What he quickly learned from the research experience is how much more difficult innovation becomes when the process feels personal.

Going through and reflecting on his own bouts with mental health and interpersonal challenges during his stint as a fine artist, his preliminary research results revealed to him that:

  1. When innovators experience too much tension, the pain and discomfort of such tension can lead them to adopt a problem solving mindset.
  2. The problem solving mindset often comes with a blind spot, which can keep the innovators stuck or lead them to behave in ways that make their situation worse.

Upon further research, Slim also discovered that if innovators can receive the kind of support that helps them realize empathy with themselves or others, they can experience a release in their tension along with a shift in perspective that can reveal to them:

  1. The “real” problem
  2. or
  3. A more accurate comprehension and appreciation of the problem.

Once they have a sufficiently accurate comprehension and appreciation of the “real” problem, they often have little trouble breaking through their challenge.

For the past 10 years into his mid 40s, Slim has applied his research results into his practice as an executive performance coach to Founder-CEOs. In the process, Slim has seen how such newfound perspectives can help the Founder-CEOs gain:

  1. The wisdom and clarity required to make progress in challenging situations
  2. The requisite confidence, energy, and room in their mind to navigate the volatile, uncertain, complex, and ambiguous terrain of innovation.
  3. The know-how to lead or manage their innovation process in alignment with who they are or who they can become, which requires less stress, force, and energy to lead, thus promoting better health.

The Director’s Vision

Slim envisions a world, where each and every one of us, from the moment we’re born until the day we die, have the choice to feel certain there’s at least one person we can reach out to at any given moment who can and will support us in a way that actually makes us feel supported.

How the vision formed

Slim was born in Seoul, (South) Korea in the mid-70s. From the age of 6 to 21, he moved from one country to another every 5 years or so. After living in Korea, Egypt, and China, he moved to the US for college, where he currently resides.

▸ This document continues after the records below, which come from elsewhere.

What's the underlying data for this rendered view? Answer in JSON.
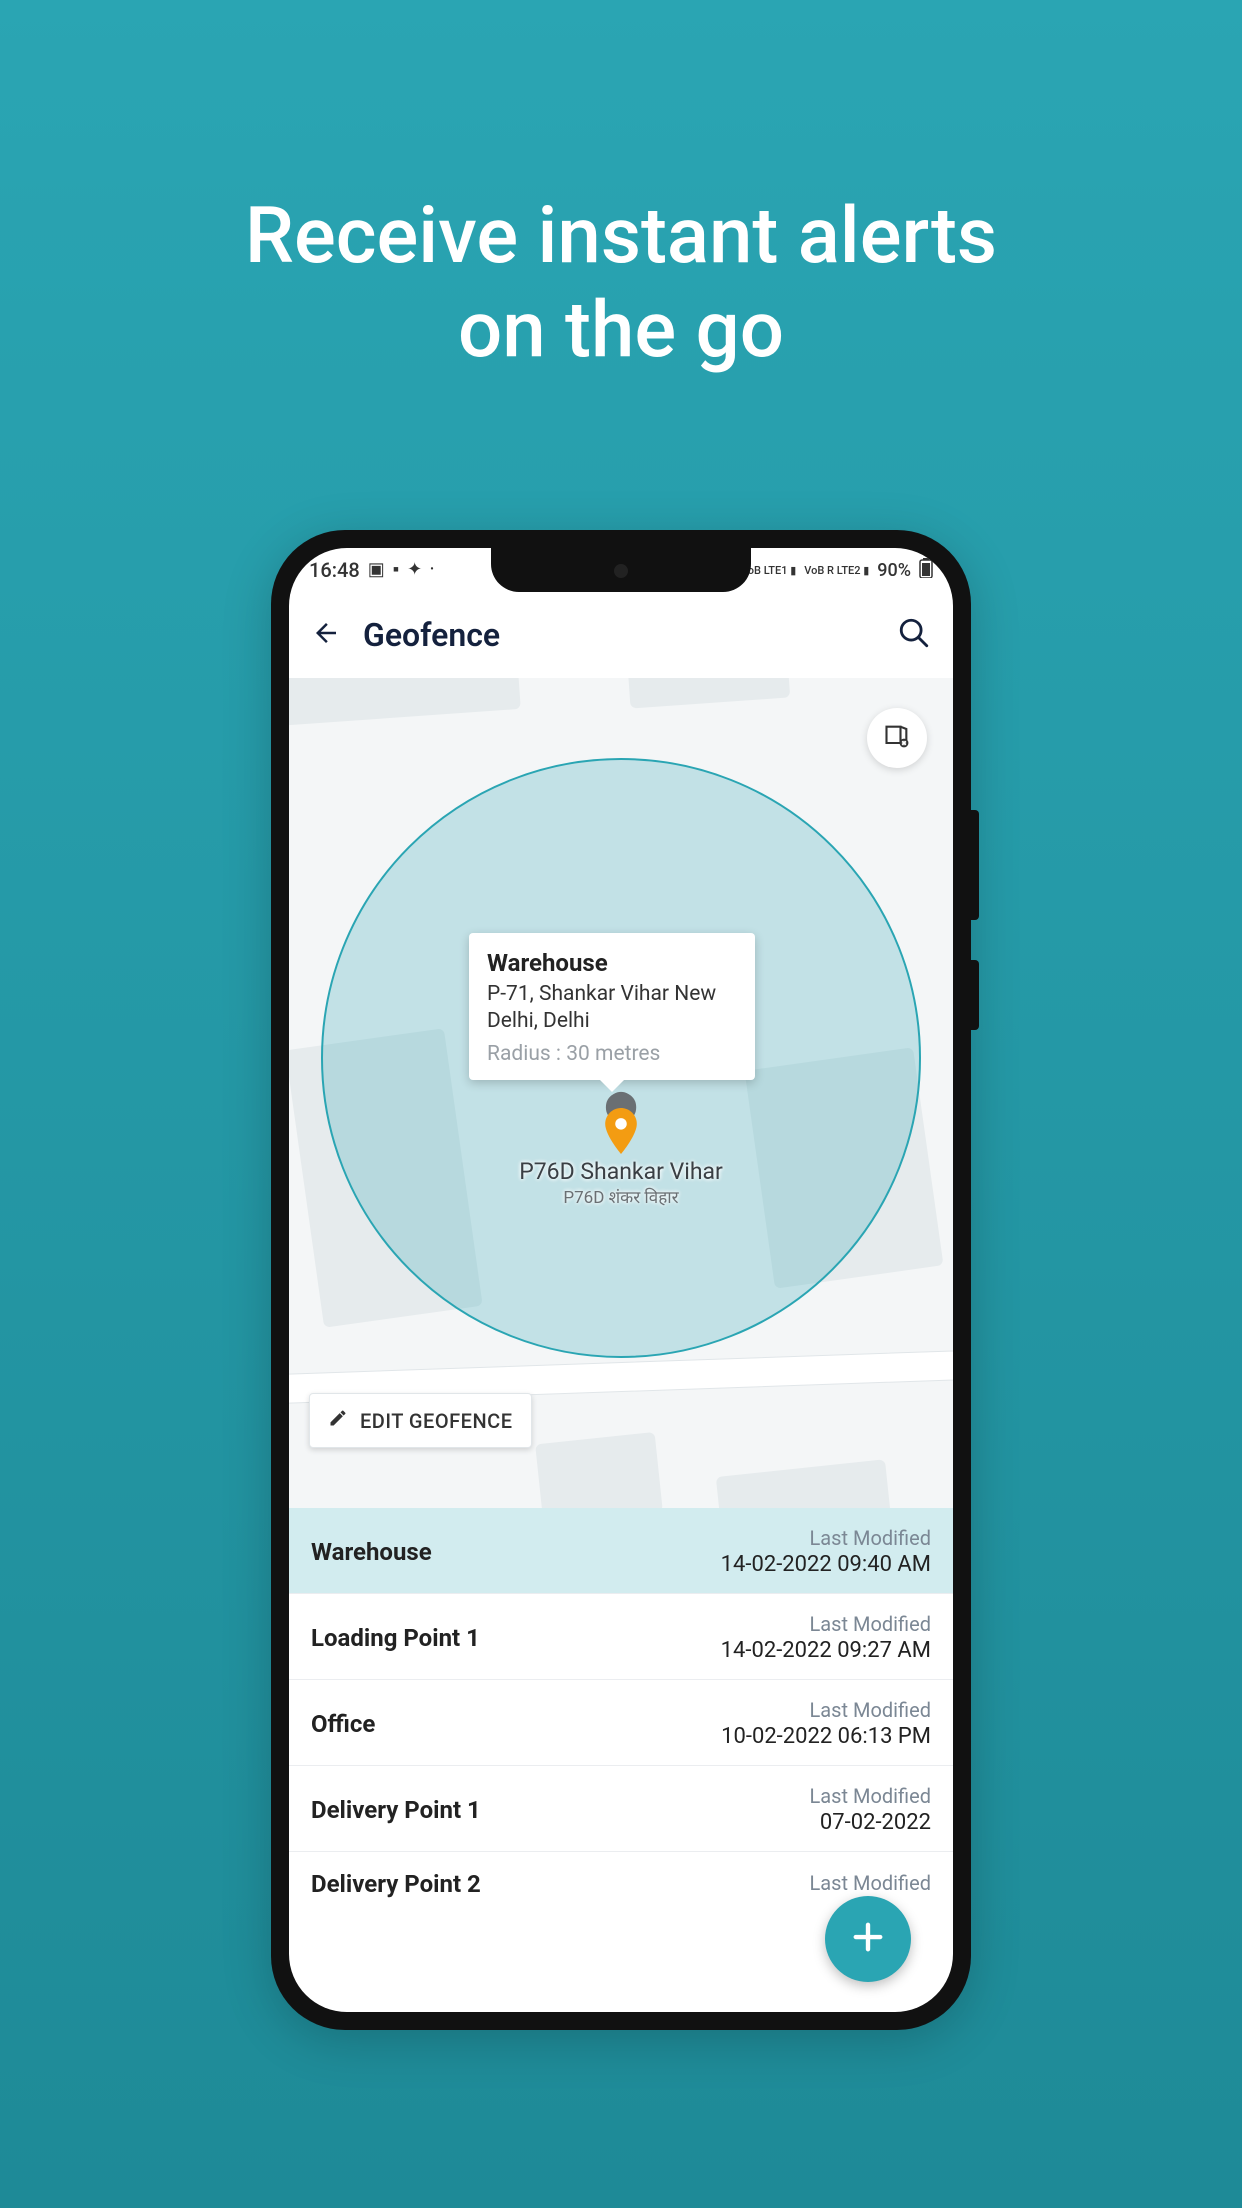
{
  "headline_line1": "Receive instant alerts",
  "headline_line2": "on the go",
  "status": {
    "time": "16:48",
    "battery": "90%"
  },
  "header": {
    "title": "Geofence"
  },
  "infoCard": {
    "title": "Warehouse",
    "address": "P-71, Shankar Vihar New Delhi, Delhi",
    "radius": "Radius : 30 metres"
  },
  "mapPlace": {
    "name": "P76D Shankar Vihar",
    "sub": "P76D शंकर विहार"
  },
  "editButton": "EDIT GEOFENCE",
  "lastModifiedLabel": "Last Modified",
  "list": [
    {
      "name": "Warehouse",
      "date": "14-02-2022  09:40 AM"
    },
    {
      "name": "Loading Point 1",
      "date": "14-02-2022  09:27 AM"
    },
    {
      "name": "Office",
      "date": "10-02-2022  06:13 PM"
    },
    {
      "name": "Delivery Point 1",
      "date": "07-02-2022"
    },
    {
      "name": "Delivery Point 2",
      "date": ""
    }
  ]
}
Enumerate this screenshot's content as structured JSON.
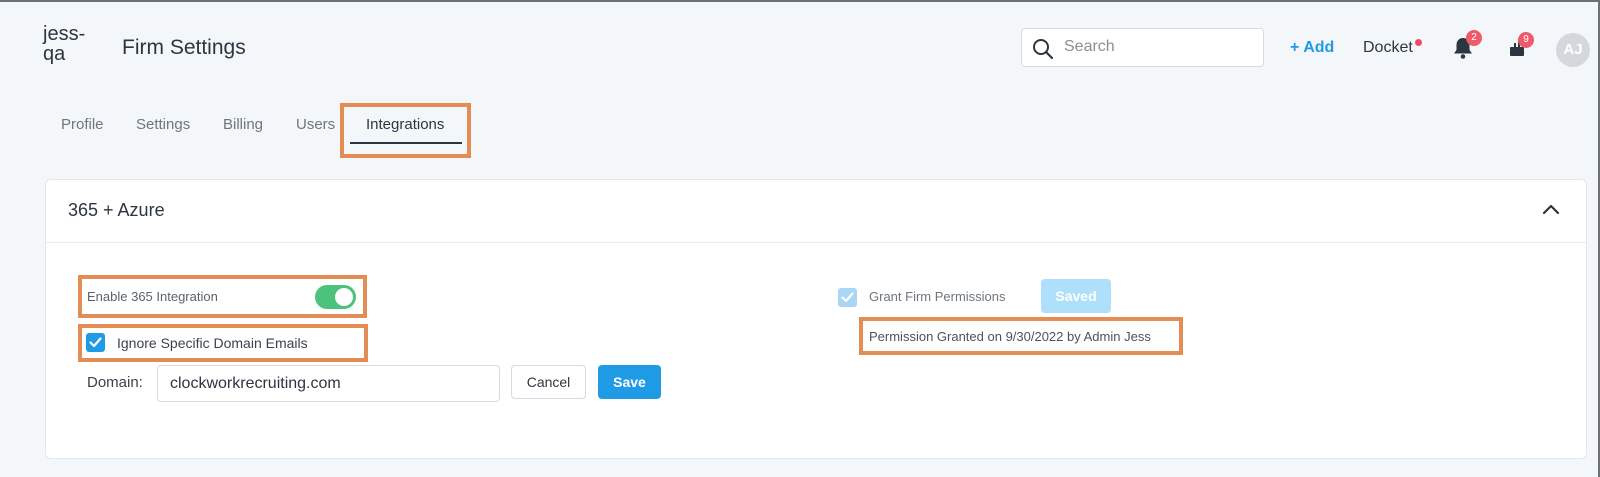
{
  "header": {
    "firm_name": "jess-qa",
    "title": "Firm Settings",
    "search_placeholder": "Search",
    "add_label": "+ Add",
    "docket_label": "Docket",
    "notifications_count": "2",
    "tasks_count": "9",
    "avatar_initials": "AJ"
  },
  "tabs": [
    {
      "label": "Profile"
    },
    {
      "label": "Settings"
    },
    {
      "label": "Billing"
    },
    {
      "label": "Users"
    },
    {
      "label": "Integrations",
      "active": true
    }
  ],
  "card": {
    "title": "365 + Azure",
    "enable_label": "Enable 365 Integration",
    "enable_on": true,
    "ignore_label": "Ignore Specific Domain Emails",
    "ignore_checked": true,
    "domain_label": "Domain:",
    "domain_value": "clockworkrecruiting.com",
    "cancel_label": "Cancel",
    "save_label": "Save",
    "grant_label": "Grant Firm Permissions",
    "saved_label": "Saved",
    "granted_text": "Permission Granted on 9/30/2022 by Admin Jess"
  },
  "colors": {
    "accent": "#1f9be6",
    "toggle_on": "#4cc27d",
    "badge": "#ef5a6a",
    "highlight": "#e38d54"
  }
}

While the experience of continuously moving from country to country gave him the ability to be open to new perspectives and innovations, it also gave rise to a deep sense of isolation and loneliness. Due to the transient nature of his stay in any one country, all of his relationships were short-lived and it felt as if everyone always “left” him to be alone without any commitment to support him when he might most need it. So much so that he felt like he didn’t “matter enough” to others for them to ever stay by his side for long enough. Feeling such a lack of support from his peers, he has experienced throughout his life a perpetual sense of “not fitting in.”

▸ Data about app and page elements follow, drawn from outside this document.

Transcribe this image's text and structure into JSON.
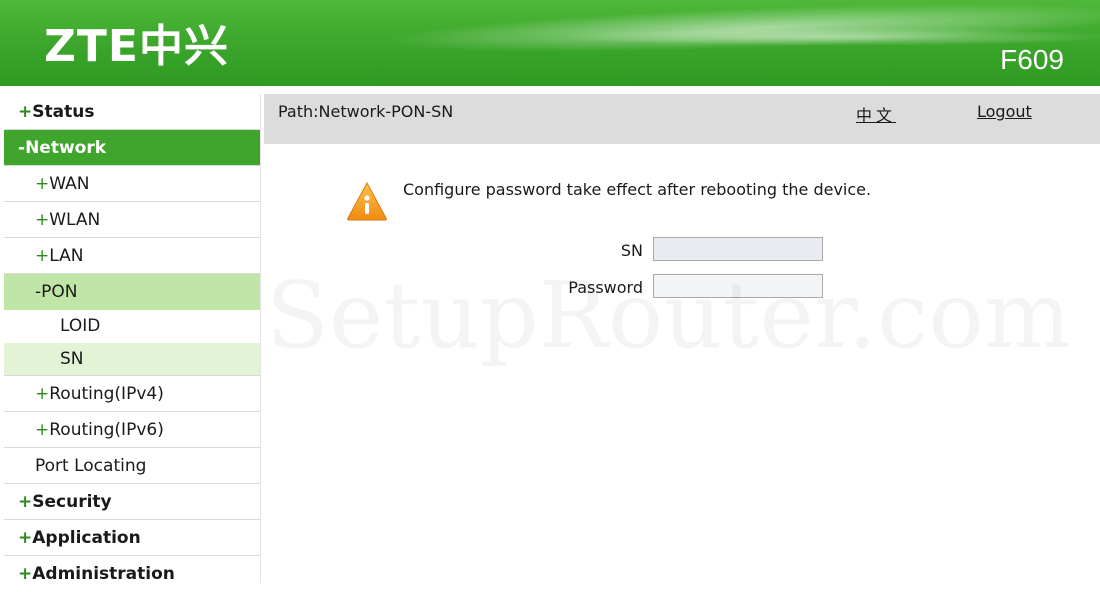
{
  "header": {
    "logo": "ZTE中兴",
    "model": "F609"
  },
  "sidebar": {
    "items": [
      {
        "sign": "+",
        "label": "Status"
      },
      {
        "sign": "-",
        "label": "Network"
      },
      {
        "sign": "+",
        "label": "WAN"
      },
      {
        "sign": "+",
        "label": "WLAN"
      },
      {
        "sign": "+",
        "label": "LAN"
      },
      {
        "sign": "-",
        "label": "PON"
      },
      {
        "label": "LOID"
      },
      {
        "label": "SN"
      },
      {
        "sign": "+",
        "label": "Routing(IPv4)"
      },
      {
        "sign": "+",
        "label": "Routing(IPv6)"
      },
      {
        "label": "Port Locating"
      },
      {
        "sign": "+",
        "label": "Security"
      },
      {
        "sign": "+",
        "label": "Application"
      },
      {
        "sign": "+",
        "label": "Administration"
      }
    ]
  },
  "pathbar": {
    "path": "Path:Network-PON-SN",
    "lang": "中文",
    "logout": "Logout"
  },
  "notice": {
    "text": "Configure password take effect after rebooting the device.",
    "icon": "warning-icon"
  },
  "form": {
    "sn_label": "SN",
    "sn_value": "",
    "password_label": "Password",
    "password_value": ""
  },
  "watermark": "SetupRouter.com",
  "colors": {
    "brand_green": "#3fa52c",
    "active_sub": "#bfe6a6",
    "active_leaf": "#e3f3d6",
    "warning_orange": "#f39a1e"
  }
}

The world he envisions intends to alleviate this sense of isolation, loneliness, “not mattering,” and “not fitting in” by fostering mutually supportive relationships across boundaries.

TEDx Talks


11 min 21 sec.


8 min 44 sec.



11 min 21 sec.


8 min 44 sec.